### Your task
Using the listing below, give the number of lines in which the string "paper" appears, and nothing else.

### Input data

* * *

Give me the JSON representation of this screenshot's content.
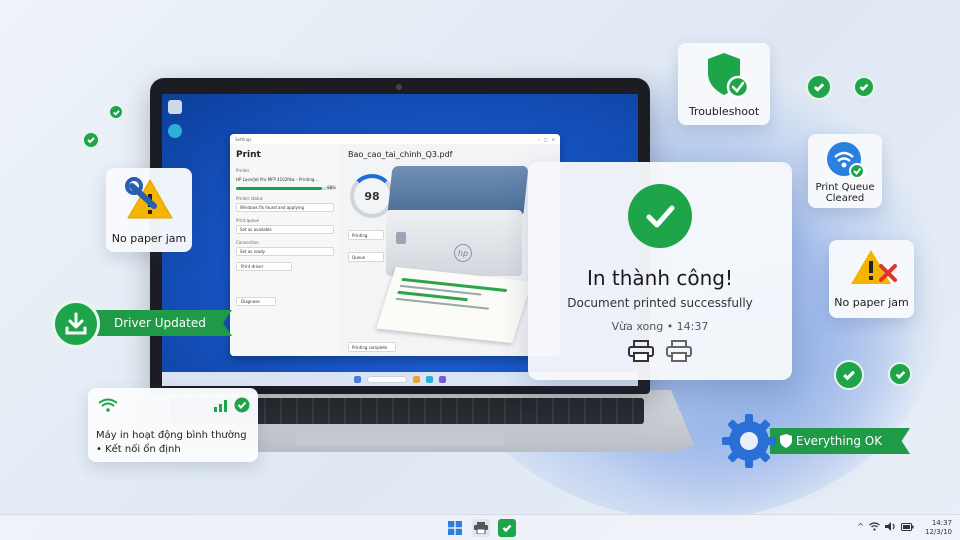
{
  "print_dialog": {
    "window_title": "Settings",
    "heading": "Print",
    "printer_label": "Printer",
    "printer_value": "HP LaserJet Pro MFP 4102fdw – Printing...",
    "progress_percent": 98,
    "progress_text": "98%",
    "section_1_label": "Printer status",
    "section_1_value": "Windows fix found and applying",
    "section_2_label": "Print queue",
    "section_2_value": "Set as available",
    "section_3_label": "Connection",
    "section_3_value": "Set as ready",
    "print_button": "Print driver",
    "footer_button": "Diagnose",
    "file_name": "Bao_cao_tai_chinh_Q3.pdf",
    "ring_value": "98",
    "chip_1": "Printing",
    "chip_2": "Queue",
    "chip_3": "Printing complete"
  },
  "success": {
    "title": "In thành công!",
    "subtitle": "Document printed successfully",
    "time": "Vừa xong • 14:37"
  },
  "cards": {
    "troubleshoot": "Troubleshoot",
    "print_queue_line1": "Print Queue",
    "print_queue_line2": "Cleared",
    "no_paper_jam_left": "No paper jam",
    "no_paper_jam_right": "No paper jam",
    "driver_updated": "Driver Updated",
    "everything_ok": "Everything OK"
  },
  "status_card": {
    "line1": "Máy in hoạt động bình thường",
    "line2": "• Kết nối ổn định"
  },
  "printer": {
    "brand": "hp"
  },
  "os": {
    "clock_time": "14:37",
    "clock_date": "12/3/10"
  },
  "colors": {
    "accent_green": "#1ea54a",
    "ribbon_green": "#1f9a47",
    "windows_blue": "#1757c8",
    "warning_yellow": "#f5b400",
    "error_red": "#e0352b"
  }
}
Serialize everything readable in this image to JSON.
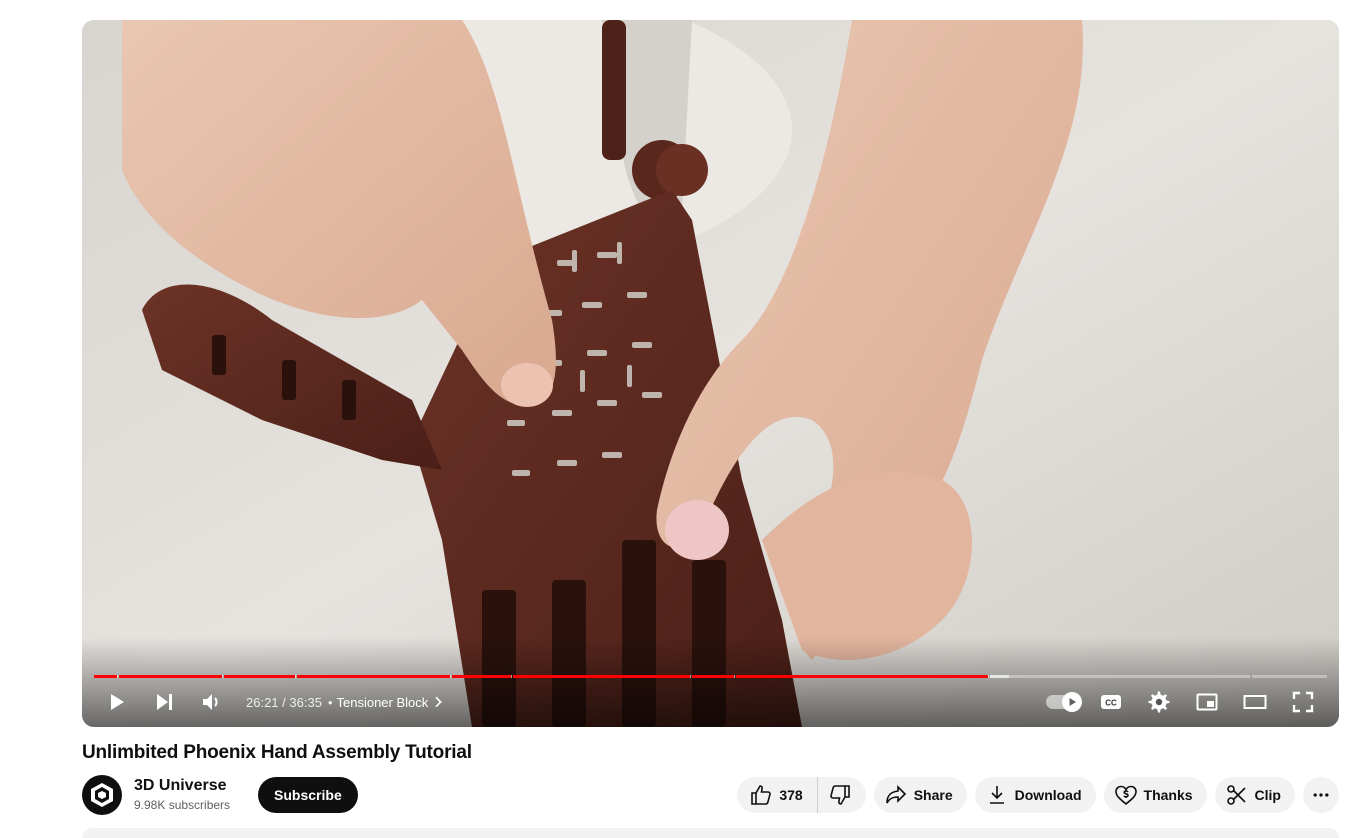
{
  "video": {
    "title": "Unlimbited Phoenix Hand Assembly Tutorial",
    "progress_fraction": 0.7265,
    "buffered_fraction": 0.7425,
    "chapter_markers_fraction": [
      0.0193,
      0.1047,
      0.164,
      0.2892,
      0.3392,
      0.4839,
      0.5198,
      0.7258,
      0.938
    ]
  },
  "player": {
    "current_time": "26:21",
    "separator": " / ",
    "duration": "36:35",
    "bullet": "•",
    "chapter": "Tensioner Block",
    "icons": {
      "play": "play-icon",
      "next": "next-icon",
      "volume": "volume-icon",
      "autoplay": "autoplay-toggle",
      "captions": "captions-icon",
      "settings": "settings-gear-icon",
      "miniplayer": "miniplayer-icon",
      "theater": "theater-mode-icon",
      "fullscreen": "fullscreen-icon"
    },
    "accent_color": "#ff0000"
  },
  "channel": {
    "name": "3D Universe",
    "subscribers": "9.98K subscribers",
    "subscribe_label": "Subscribe"
  },
  "actions": {
    "likes": "378",
    "share_label": "Share",
    "download_label": "Download",
    "thanks_label": "Thanks",
    "clip_label": "Clip"
  }
}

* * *

### Your response
2